In a world where recreation programs compete for participants, administrators and programmers constantly strive for new and creative programming ideas, as well as new ways of offering traditional programs. Leisure programming demands that recreation professionals be in tune with the clients they serve, not just with the programs they provide (Edginton, Hanson, & Edginton, 1993; Russell, 1982).
Program administrators and leaders must recognize that while everyone has differences, those differences are neither good nor bad, they are simply different. Too often value and worth are attributed to differences, thus negatively affecting individuals with lesser attributed value. Recreation professionals must consciously acknowledge that each participant is unique. In recognizing participants' unique qualities, program leaders can understand personal styles and preferences manifested through attitudes and behaviors.
This article provides a framework for understanding personal behavioral styles. This framework is based on the DiSC[TM] dimensions of behavior model (figure 1). The DiSC model characterizes behaviors by placing them along two continuums related to speed of pace and task/relationship orientation. After explaining the DiSC model, the implications for programming and program leadership will be discussed.
The DISC model
DiSC is a two-axis, four-factor model that focuses on personal behavior styles in specific situations. The model has been used extensively in business, management, and educational settings and is applicable to recreational settings as well.

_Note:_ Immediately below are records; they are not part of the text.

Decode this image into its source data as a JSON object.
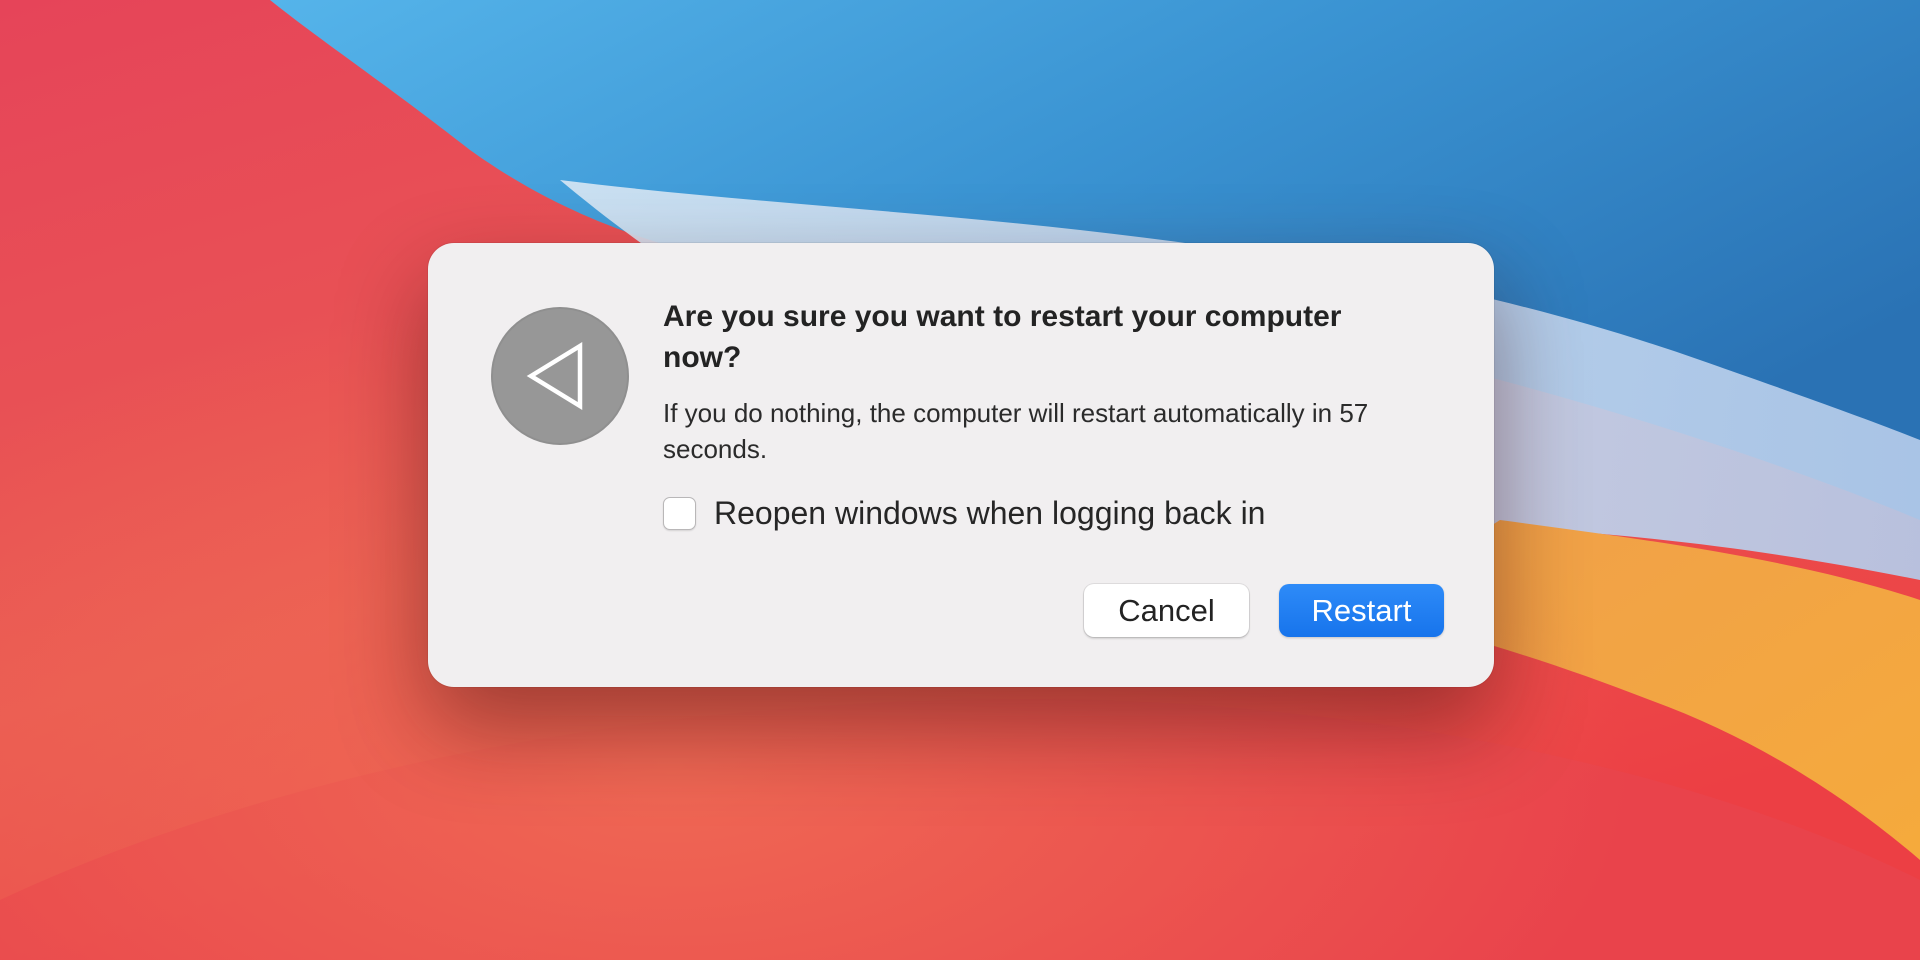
{
  "dialog": {
    "title": "Are you sure you want to restart your computer now?",
    "message": "If you do nothing, the computer will restart automatically in 57 seconds.",
    "reopen_windows": {
      "label": "Reopen windows when logging back in",
      "checked": false
    },
    "buttons": {
      "cancel_label": "Cancel",
      "restart_label": "Restart"
    },
    "icon": "restart-triangle-icon"
  },
  "colors": {
    "dialog_background": "#f1eff0",
    "primary_button": "#1e7ff0",
    "icon_circle": "#979797"
  }
}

According to Howe and Carpenter (1985), an understanding of intrinsic and extrinsic psychological factors which include behavioral responses can assist program planners and leaders.

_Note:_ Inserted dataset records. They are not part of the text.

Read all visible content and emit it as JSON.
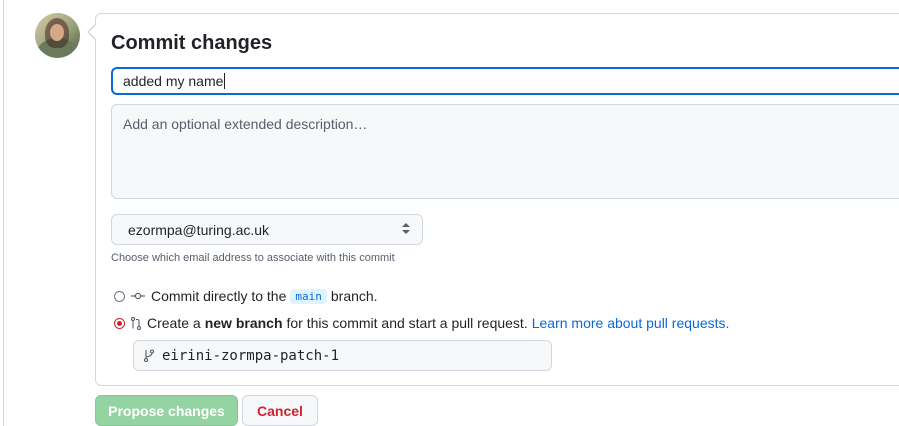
{
  "commit": {
    "title": "Commit changes",
    "summary_value": "added my name",
    "description_placeholder": "Add an optional extended description…",
    "email_selected": "ezormpa@turing.ac.uk",
    "email_hint": "Choose which email address to associate with this commit",
    "option_direct": {
      "prefix": "Commit directly to the",
      "branch": "main",
      "suffix": "branch."
    },
    "option_new_branch": {
      "prefix": "Create a",
      "bold": "new branch",
      "suffix": "for this commit and start a pull request.",
      "link": "Learn more about pull requests."
    },
    "branch_name": "eirini-zormpa-patch-1",
    "propose_label": "Propose changes",
    "cancel_label": "Cancel"
  },
  "colors": {
    "accent": "#0969da",
    "danger": "#cf222e",
    "primary_disabled": "#94d3a2"
  },
  "icons": {
    "commit": "git-commit-icon",
    "pull_request": "git-pull-request-icon",
    "branch": "git-branch-icon",
    "select": "chevron-up-down-icon"
  }
}
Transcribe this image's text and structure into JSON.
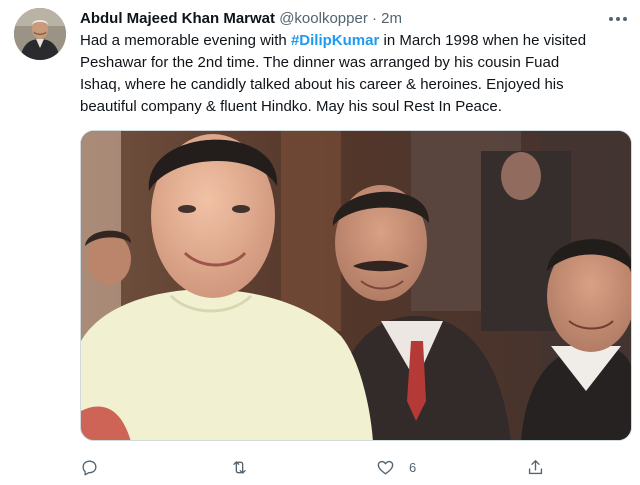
{
  "tweet": {
    "author_name": "Abdul Majeed Khan Marwat",
    "handle": "@koolkopper",
    "separator": "·",
    "time": "2m",
    "text": {
      "line1_before": "Had a memorable evening with ",
      "hashtag": "#DilipKumar",
      "line1_after": " in March 1998 when he visited",
      "line2": "Peshawar for the 2nd time. The dinner was arranged by his cousin Fuad",
      "line3": "Ishaq, where he candidly talked about his career & heroines. Enjoyed his",
      "line4": "beautiful company & fluent Hindko. May his soul Rest In Peace."
    }
  },
  "actions": {
    "reply_icon": "reply-icon",
    "retweet_icon": "retweet-icon",
    "like_icon": "heart-icon",
    "like_count": "6",
    "share_icon": "share-icon"
  },
  "colors": {
    "link": "#1d9bf0",
    "secondary_text": "#536471",
    "primary_text": "#0f1419",
    "border": "#cfd9de"
  }
}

Personal style preferences are flexible and float along a continuum, but there is a core of behaviors with which an individual feels most comfortable and which can be predicted (O'Connor & Merwin, 1988). Program leaders must be aware of and sensitive to participant styles to effectively meet participants' needs.

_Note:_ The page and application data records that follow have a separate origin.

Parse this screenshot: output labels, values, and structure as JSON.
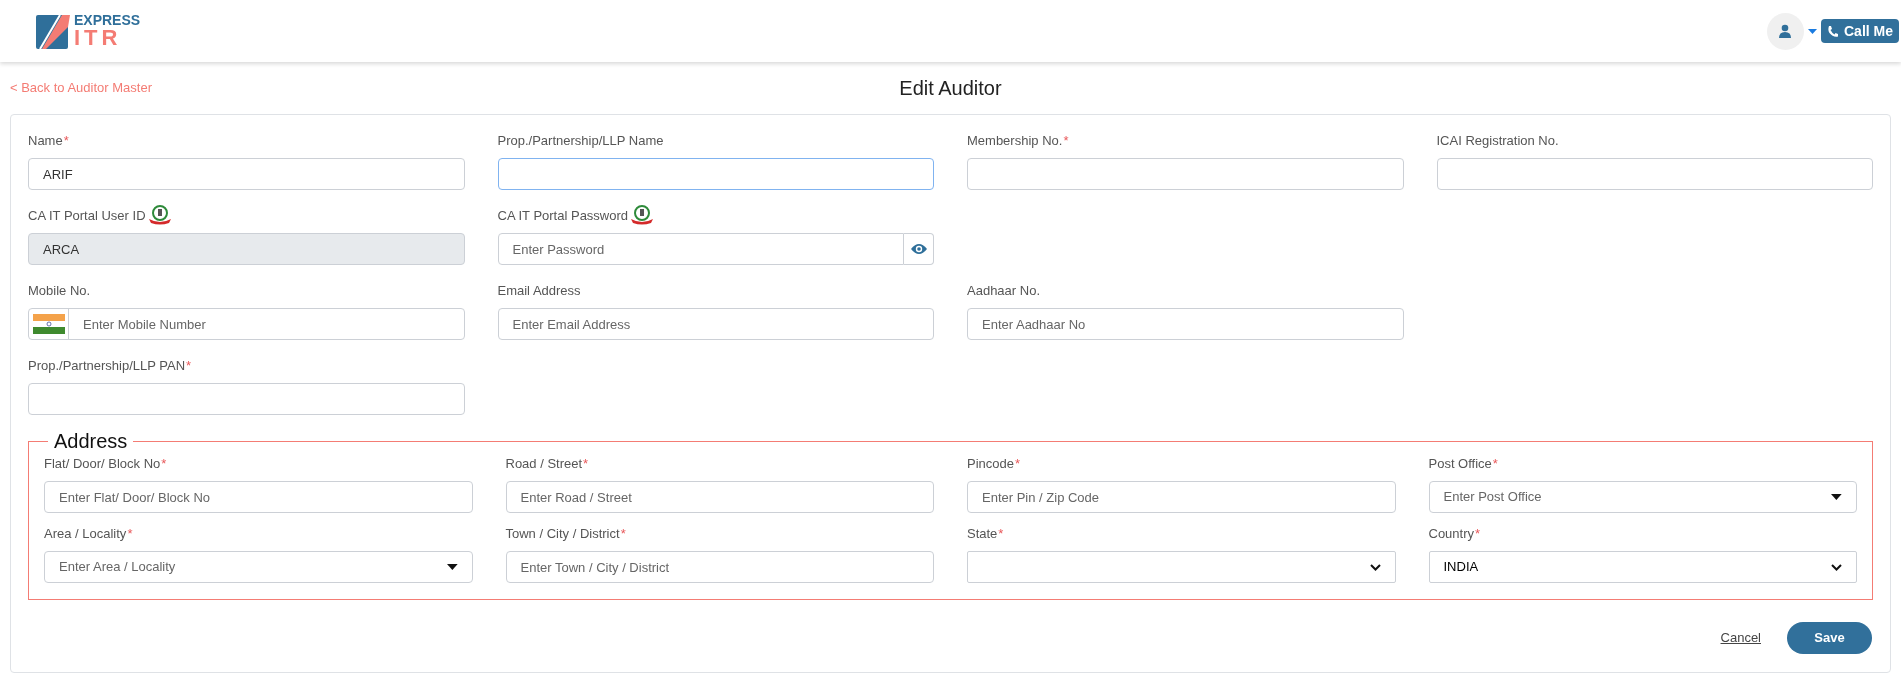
{
  "header": {
    "logo": {
      "top": "EXPRESS",
      "bottom": "ITR"
    },
    "call_button": "Call Me"
  },
  "back_link": "< Back to Auditor Master",
  "title": "Edit Auditor",
  "rows": [
    [
      {
        "kind": "text",
        "label": "Name",
        "required_mark": "*",
        "value": "ARIF",
        "disabled": false,
        "focused": false
      },
      {
        "kind": "text",
        "label": "Prop./Partnership/LLP Name",
        "disabled": false,
        "focused": true
      },
      {
        "kind": "text",
        "label": "Membership No.",
        "required_mark": "*",
        "disabled": false,
        "focused": false
      },
      {
        "kind": "text",
        "label": "ICAI Registration No.",
        "disabled": false,
        "focused": false
      }
    ],
    [
      {
        "kind": "text",
        "label": "CA IT Portal User ID",
        "value": "ARCA",
        "disabled": true,
        "focused": false,
        "emblem": true
      },
      {
        "kind": "password",
        "label": "CA IT Portal Password",
        "placeholder": "Enter Password",
        "disabled": false,
        "focused": false,
        "emblem": true
      }
    ],
    [
      {
        "kind": "phone",
        "label": "Mobile No.",
        "placeholder": "Enter Mobile Number",
        "disabled": false,
        "focused": false
      },
      {
        "kind": "text",
        "label": "Email Address",
        "placeholder": "Enter Email Address",
        "disabled": false,
        "focused": false
      },
      {
        "kind": "text",
        "label": "Aadhaar No.",
        "placeholder": "Enter Aadhaar No",
        "disabled": false,
        "focused": false
      }
    ],
    [
      {
        "kind": "text",
        "label": "Prop./Partnership/LLP PAN",
        "required_mark": "*",
        "disabled": false,
        "focused": false
      }
    ]
  ],
  "address": {
    "legend": "Address",
    "rows": [
      [
        {
          "kind": "text",
          "label": "Flat/ Door/ Block No",
          "required_mark": "*",
          "placeholder": "Enter Flat/ Door/ Block No"
        },
        {
          "kind": "text",
          "label": "Road / Street",
          "required_mark": "*",
          "placeholder": "Enter Road / Street"
        },
        {
          "kind": "text",
          "label": "Pincode",
          "required_mark": "*",
          "placeholder": "Enter Pin / Zip Code"
        },
        {
          "kind": "combo",
          "label": "Post Office",
          "required_mark": "*",
          "placeholder": "Enter Post Office"
        }
      ],
      [
        {
          "kind": "combo",
          "label": "Area / Locality",
          "required_mark": "*",
          "placeholder": "Enter Area / Locality"
        },
        {
          "kind": "text",
          "label": "Town / City / District",
          "required_mark": "*",
          "placeholder": "Enter Town / City / District"
        },
        {
          "kind": "select",
          "label": "State",
          "required_mark": "*"
        },
        {
          "kind": "select",
          "label": "Country",
          "required_mark": "*",
          "value": "INDIA"
        }
      ]
    ]
  },
  "actions": {
    "cancel": "Cancel",
    "save": "Save"
  }
}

Using the DiSC model, personal styles can be explained by examining four dimensions that result from the intersection of the two continuums: fast paced/task oriented, fast paced/relationship oriented, slow …